Water flows down Elk Falls Canyon to increase to accommodate steelhead migration

Public safety advisory in place for the river from John Hart Dam to Elk Falls during the migration flows

The late Michael Gregory, 57, is accused of sexually exploiting six junior high students between 1999 and 2005. (Pixabay)
Former Alberta teacher accused of sexually assaulting students found dead on Quadra Island

Mounties say Michael Gregory’s death has been deemed ‘non-suspicious’

The Downtown Safety Select Committee has floated the idea of removing the glass on the Spirit Square stage structure in the winter. Photo by Marc Kitteringham, Campbell River Mirror
Proposed Spirit Square glass removal disables sheltered gathering place, advocates say

Downtown Safety Select Committee floats idea of removing glass roof from public facility

John Hart Dam near Campbell River, B.C. BC Hydro photo
John Hart Dam project will move massive amounts of earthfill

The John Hart Dam seismic upgrade will truck more than twice as… Continue reading

Provincial health officer Dr. Bonnie Henry updates B.C.’s COVID-19 situation at the B.C. legislature. (B.C. government)
B.C. reports 10 additional deaths, 395 new COVID-19 cases

The majority of new coronavirus infections were in the Fraser Health region

Is it time to start thinking about greener ways to package cannabis?

Packaging suppliers are still figuring eco-friendly and affordable packaging options that fit the mandates of Cannabis Regulations

A pharmacist prepares a COVID-19 vaccine at Village Green Retirement Campus in Federal Way on Jan. 26. (Olivia Sullivan/Sound Publishing)
Canada approves use of AstraZeneca’s COVID-19 vaccine

The country joins more than a dozen others in giving the shot the green light

Nanaimo Ladysmith Public Schools is preparing a rapid response team proposal for submission to the B.C. Ministry of Education. (Chris Bush/News Bulletin)
Nanaimo-Ladysmith school district chosen as COVID-19 rapid response team

Team to consist of SD68 and Island Health staff, according to B.C. Ministry of Education

A new survey has found that virtual visits are British Columbian’s preferred way to see the doctor amid the COVID-19 pandemic. (Unsplash)
Majority of British Columbians now prefer routine virtual doctor’s visits: study

More than 82% feel virtual health options reduce wait times, 64% think they lead to better health

Carolyn Howe, a kindergarten teacher and vice president of the Greater Victoria Teachers’ Association, says educators are feeling the strain of the COVID-19 pandemic and the influx of pressure that comes with it. (Nina Grossman/News Staff)
Stress leave, tears and insomnia: Island teachers feel the strain of COVID-19

Teachers still adjusting to mask and cleaning rules, pressures from outside and within

Ella Donovan with mom Tina outside Fuller Lake Arena before heading onto the ice for practice. (Photo by Don Bodger)
Young Ladysmith skater watches and waits in battle against cancer

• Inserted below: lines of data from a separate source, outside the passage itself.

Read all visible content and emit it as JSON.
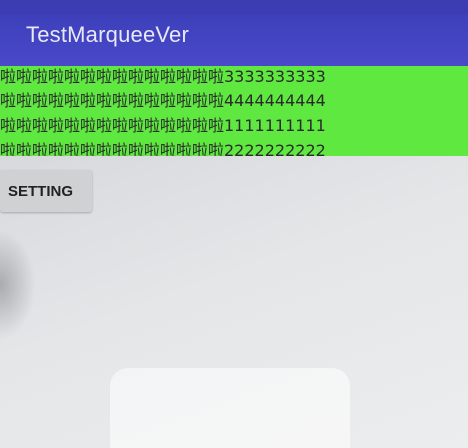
{
  "app_bar": {
    "title": "TestMarqueeVer"
  },
  "marquee": {
    "lines": [
      "啦啦啦啦啦啦啦啦啦啦啦啦啦啦3333333333",
      "啦啦啦啦啦啦啦啦啦啦啦啦啦啦4444444444",
      "啦啦啦啦啦啦啦啦啦啦啦啦啦啦1111111111",
      "啦啦啦啦啦啦啦啦啦啦啦啦啦啦2222222222"
    ]
  },
  "buttons": {
    "setting_label": "SETTING"
  },
  "colors": {
    "app_bar": "#4244c2",
    "marquee_background": "#5ee840"
  }
}
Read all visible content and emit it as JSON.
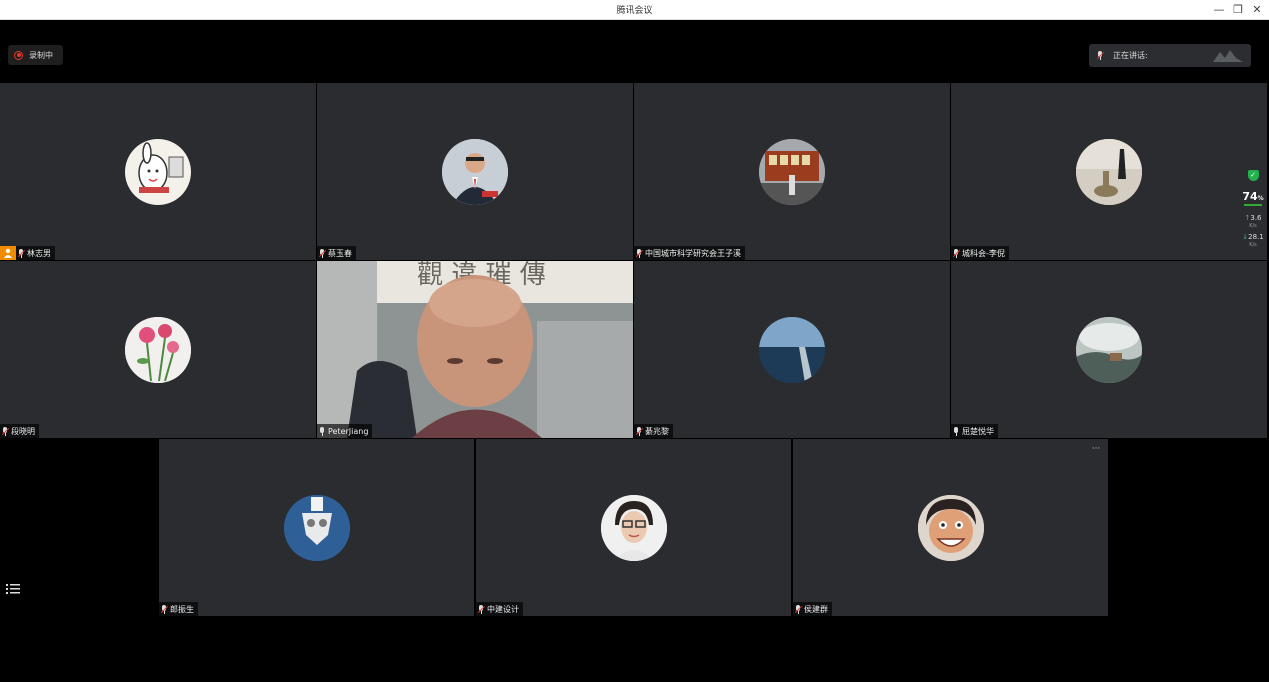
{
  "window": {
    "title": "腾讯会议",
    "minimize": "—",
    "restore": "❐",
    "close": "✕"
  },
  "recording": {
    "label": "录制中"
  },
  "speaking": {
    "label": "正在讲话:"
  },
  "stats": {
    "quality": "74",
    "quality_unit": "%",
    "up": "3.6",
    "up_unit": "K/s",
    "down": "28.1",
    "down_unit": "K/s"
  },
  "participants": [
    {
      "name": "林志男",
      "host": true,
      "muted": true,
      "avatar": "cartoon-rabbit"
    },
    {
      "name": "蔡玉春",
      "host": false,
      "muted": true,
      "avatar": "man-suit"
    },
    {
      "name": "中国城市科学研究会王子溪",
      "host": false,
      "muted": true,
      "avatar": "tram"
    },
    {
      "name": "城科会-李倪",
      "host": false,
      "muted": true,
      "avatar": "statue"
    },
    {
      "name": "段晓明",
      "host": false,
      "muted": true,
      "avatar": "flowers"
    },
    {
      "name": "PeterJiang",
      "host": false,
      "muted": false,
      "avatar": "video"
    },
    {
      "name": "綦兆黎",
      "host": false,
      "muted": true,
      "avatar": "ocean"
    },
    {
      "name": "屈楚悦华",
      "host": false,
      "muted": false,
      "avatar": "mist"
    },
    {
      "name": "郎振生",
      "host": false,
      "muted": true,
      "avatar": "emblem"
    },
    {
      "name": "中建设计",
      "host": false,
      "muted": true,
      "avatar": "woman-glasses"
    },
    {
      "name": "侯建群",
      "host": false,
      "muted": true,
      "avatar": "caricature"
    }
  ],
  "colors": {
    "tile": "#2a2c30",
    "accent_orange": "#f08c00",
    "record_red": "#e5392c",
    "shield_green": "#22b14c"
  }
}
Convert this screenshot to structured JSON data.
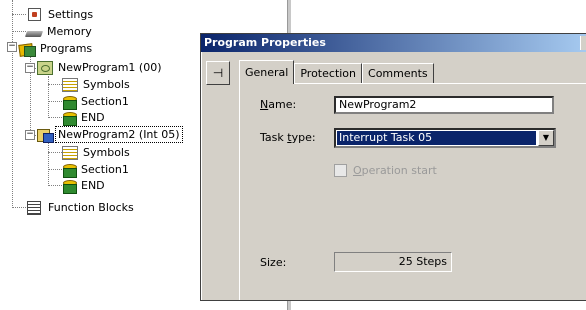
{
  "tree": {
    "items": [
      {
        "label": "Settings",
        "icon": "settings-icon"
      },
      {
        "label": "Memory",
        "icon": "memory-icon"
      },
      {
        "label": "Programs",
        "icon": "programs-icon",
        "expanded": true
      },
      {
        "label": "NewProgram1 (00)",
        "icon": "program-icon",
        "expanded": true
      },
      {
        "label": "Symbols",
        "icon": "symbols-icon"
      },
      {
        "label": "Section1",
        "icon": "section-icon"
      },
      {
        "label": "END",
        "icon": "end-section-icon"
      },
      {
        "label": "NewProgram2 (Int 05)",
        "icon": "interrupt-program-icon",
        "expanded": true,
        "selected": true
      },
      {
        "label": "Symbols",
        "icon": "symbols-icon"
      },
      {
        "label": "Section1",
        "icon": "section-icon"
      },
      {
        "label": "END",
        "icon": "end-section-icon"
      },
      {
        "label": "Function Blocks",
        "icon": "function-blocks-icon"
      }
    ],
    "expander_minus": "−"
  },
  "dialog": {
    "title": "Program Properties",
    "pin_glyph": "⊣",
    "tabs": [
      {
        "label": "General",
        "active": true
      },
      {
        "label": "Protection",
        "active": false
      },
      {
        "label": "Comments",
        "active": false
      }
    ],
    "general": {
      "name_label_u": "N",
      "name_label_rest": "ame:",
      "name_value": "NewProgram2",
      "task_label_pre": "Task ",
      "task_label_u": "t",
      "task_label_rest": "ype:",
      "task_value": "Interrupt Task 05",
      "task_arrow": "▼",
      "operation_start_label_pre": "",
      "operation_start_label_u": "O",
      "operation_start_label_rest": "peration start",
      "operation_start_checked": false,
      "operation_start_enabled": false,
      "size_label": "Size:",
      "size_value": "25 Steps"
    }
  },
  "colors": {
    "titlebar_start": "#0a246a",
    "titlebar_end": "#a6caf0",
    "dialog_face": "#d4d0c8",
    "selection": "#0a246a"
  }
}
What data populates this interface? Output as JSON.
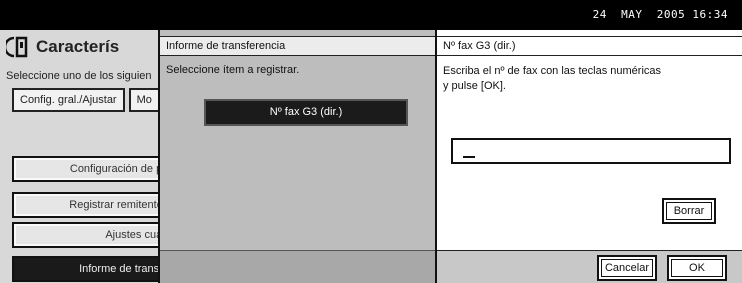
{
  "status_bar": {
    "date": "24  MAY",
    "time": "2005 16:34"
  },
  "left_panel": {
    "title": "Caracterís",
    "instruction": "Seleccione uno de los siguien",
    "tabs": [
      "Config. gral./Ajustar",
      "Mo"
    ],
    "buttons": [
      "Configuración de par",
      "Registrar remitente e",
      "Ajustes cuadr",
      "Informe de transfer"
    ]
  },
  "middle_panel": {
    "header": "Informe de transferencia",
    "instruction": "Seleccione ítem a registrar.",
    "option": "Nº fax G3 (dir.)"
  },
  "dialog": {
    "title": "Nº fax G3 (dir.)",
    "message": "Escriba el nº de fax con las teclas numéricas\ny pulse [OK].",
    "input_value": "",
    "clear_label": "Borrar",
    "cancel_label": "Cancelar",
    "ok_label": "OK"
  },
  "colors": {
    "bar": "#000000",
    "panel_light": "#d8d8d8",
    "panel_mid": "#bdbdbd",
    "selected": "#1b1b1b"
  }
}
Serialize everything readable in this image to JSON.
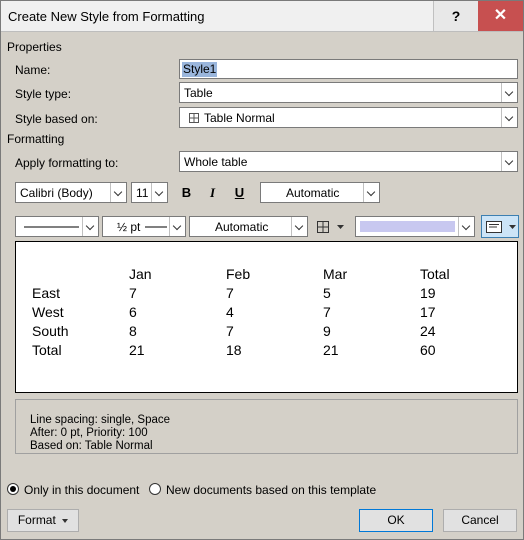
{
  "window": {
    "title": "Create New Style from Formatting",
    "help_glyph": "?",
    "close_glyph": "✕"
  },
  "properties": {
    "section_label": "Properties",
    "name_label": "Name:",
    "name_value": "Style1",
    "style_type_label": "Style type:",
    "style_type_value": "Table",
    "based_on_label": "Style based on:",
    "based_on_value": "Table Normal"
  },
  "formatting": {
    "section_label": "Formatting",
    "apply_to_label": "Apply formatting to:",
    "apply_to_value": "Whole table",
    "font_name": "Calibri (Body)",
    "font_size": "11",
    "bold": "B",
    "italic": "I",
    "underline": "U",
    "font_color": "Automatic",
    "line_width": "½ pt",
    "border_color": "Automatic",
    "shading_color": "#c8c8f0"
  },
  "preview": {
    "header": [
      "",
      "Jan",
      "Feb",
      "Mar",
      "Total"
    ],
    "rows": [
      [
        "East",
        "7",
        "7",
        "5",
        "19"
      ],
      [
        "West",
        "6",
        "4",
        "7",
        "17"
      ],
      [
        "South",
        "8",
        "7",
        "9",
        "24"
      ],
      [
        "Total",
        "21",
        "18",
        "21",
        "60"
      ]
    ]
  },
  "description": {
    "line1": "Line spacing:  single, Space",
    "line2": "After:  0 pt, Priority: 100",
    "line3": "Based on: Table Normal"
  },
  "options": {
    "only_this_document": "Only in this document",
    "new_documents": "New documents based on this template"
  },
  "buttons": {
    "format": "Format",
    "ok": "OK",
    "cancel": "Cancel"
  }
}
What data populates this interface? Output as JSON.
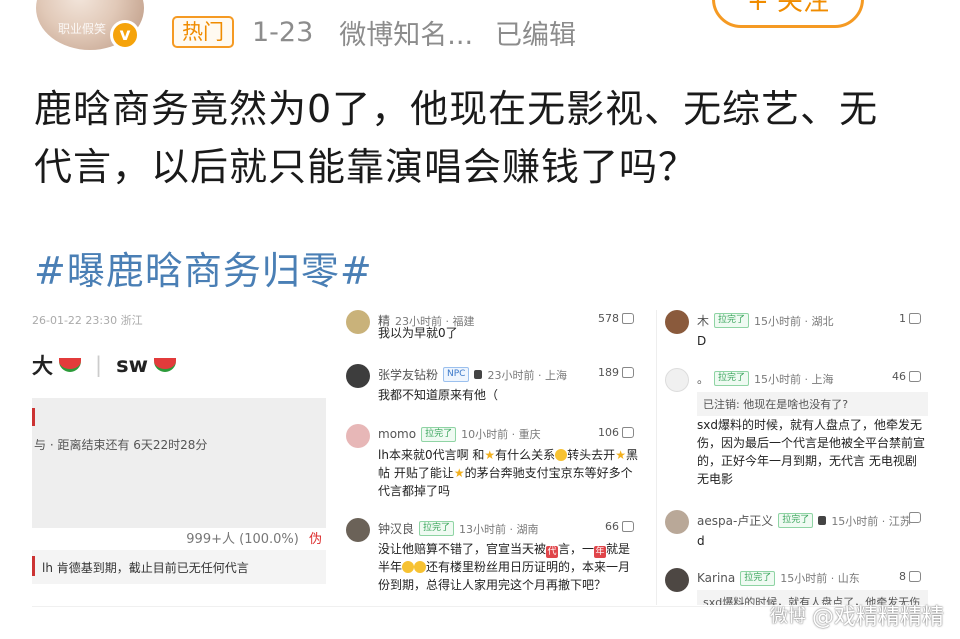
{
  "header": {
    "avatar_caption": "职业假笑",
    "verified_mark": "v",
    "hot_badge": "热门",
    "date": "1-23",
    "source": "微博知名...",
    "edited": "已编辑",
    "follow_label": "+ 关注"
  },
  "post": {
    "text": "鹿晗商务竟然为0了，他现在无影视、无综艺、无代言，以后就只能靠演唱会赚钱了吗？",
    "hashtag": "#曝鹿晗商务归零#"
  },
  "panel1": {
    "timestamp": "26-01-22 23:30 浙江",
    "name_left": "大",
    "name_right": "sw",
    "countdown": "与 · 距离结束还有 6天22时28分",
    "vote_count": "999+人 (100.0%)",
    "vote_clip": "伪",
    "expire_text": "lh 肯德基到期，截止目前已无任何代言"
  },
  "panel2": {
    "comments": [
      {
        "user": "精",
        "time": "23小时前 · 福建",
        "likes": "578",
        "body": "我以为早就0了"
      },
      {
        "user": "张学友钻粉",
        "tag": "NPC",
        "time": "23小时前 · 上海",
        "likes": "189",
        "body": "我都不知道原来有他（"
      },
      {
        "user": "momo",
        "tag": "拉完了",
        "time": "10小时前 · 重庆",
        "likes": "106",
        "body_a": "lh本来就0代言啊 和",
        "body_b": "有什么关系",
        "body_c": "转头去开",
        "body_d": "黑帖 开贴了能让",
        "body_e": "的茅台奔驰支付宝京东等好多个代言都掉了吗"
      },
      {
        "user": "钟汉良",
        "tag": "拉完了",
        "time": "13小时前 · 湖南",
        "likes": "66",
        "body_a": "没让他赔算不错了，官宣当天被",
        "box1": "代",
        "body_b": "言，一",
        "box2": "年",
        "body_c": "就是半年",
        "body_d": "还有楼里粉丝用日历证明的，本来一月份到期，总得让人家用完这个月再撤下吧？"
      }
    ]
  },
  "panel3": {
    "comments": [
      {
        "user": "木",
        "tag": "拉完了",
        "time": "15小时前 · 湖北",
        "likes": "1",
        "body": "D"
      },
      {
        "user": "。",
        "tag": "拉完了",
        "time": "15小时前 · 上海",
        "likes": "46",
        "quote": "已注销: 他现在是啥也没有了?",
        "body": "sxd爆料的时候，就有人盘点了，他牵发无伤，因为最后一个代言是他被全平台禁前宣的，正好今年一月到期，无代言 无电视剧无电影"
      },
      {
        "user": "aespa-卢正义",
        "tag": "拉完了",
        "time": "15小时前 · 江苏",
        "likes": "",
        "body": "d"
      },
      {
        "user": "Karina",
        "tag": "拉完了",
        "time": "15小时前 · 山东",
        "likes": "8",
        "quote": "sxd爆料的时候，就有人盘点了，他牵发无伤"
      }
    ]
  },
  "watermark": {
    "logo": "微博",
    "handle": "@戏精精精精"
  }
}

Ella Donovan’s tumour began a tumultuous time, but community support eased the burden

Campbell River’s new hospital, July 2018
Comox Starthcona hospital district moves on budget with tax cut

At $12.6 million, budget requisition represents drop of $4.4 million for current year

Captain and Maria, a pair of big and affectionate akbash dogs, must be adopted together because they are so closely bonded. (SPCA image)
Shuswap SPCA seeks forever home for inseparable Akbash dogs

A fundraiser to help medical expenses for Captain and Maria earned over 10 times its goal

Most Read